According to some calculations, well before the sun expands the heat generated by radioactive minerals inside the earth will fall to a level low enough that plate tectonics will cease.
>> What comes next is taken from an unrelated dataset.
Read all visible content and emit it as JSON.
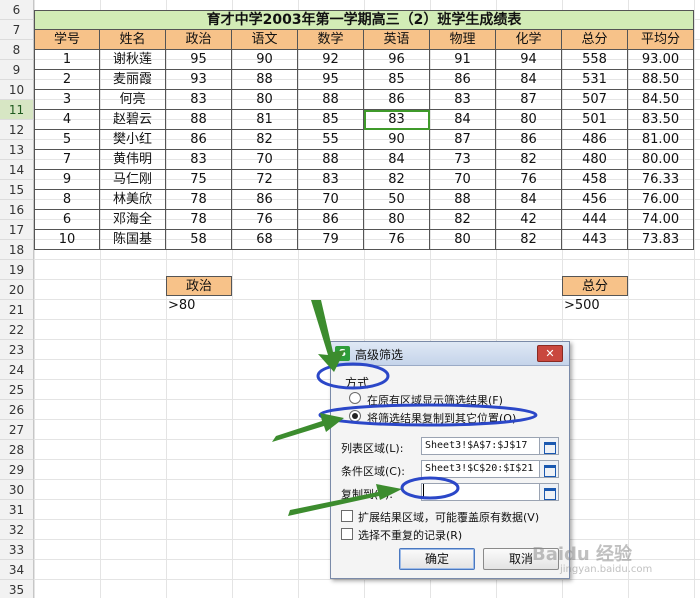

If such is the case, hydrothermal vents and similar features will also stop.

Have a nice day!


On 12/7/2010 10:24 PM, Tim Williams wrote:
Sim Koning<simkoning@msn.com>  wrote:

The only form of life that could possibly have a chance of surviving the death 
of our sun in 5 billion years would be a technologically
advanced civilization.

Actually, there are ecosystems on the sea floor that exist entirely
independently of the Sun.  Heat (geothermal) and nutrients (such as
sulfur compounds and methane) are provided by hydrothermal vents, and
chemosynthetic (rather than photosynthetic) microbes provide the base
of the food chain.  These ecosystems include not just chemosynthetic
microbes, but a diverse array of invertebrates (clams, shrimp, and
various types of worms).  If the Sun died out, these organisms would
presumably go on living.

It's even possible that life at the hydrothermal systems on the
Earth's surface would outlive the death of the Sun - including those
at Yellowstone.  The humans and buffaloes would kick the bucket, but
hydrothermal microbes might very well be untouched.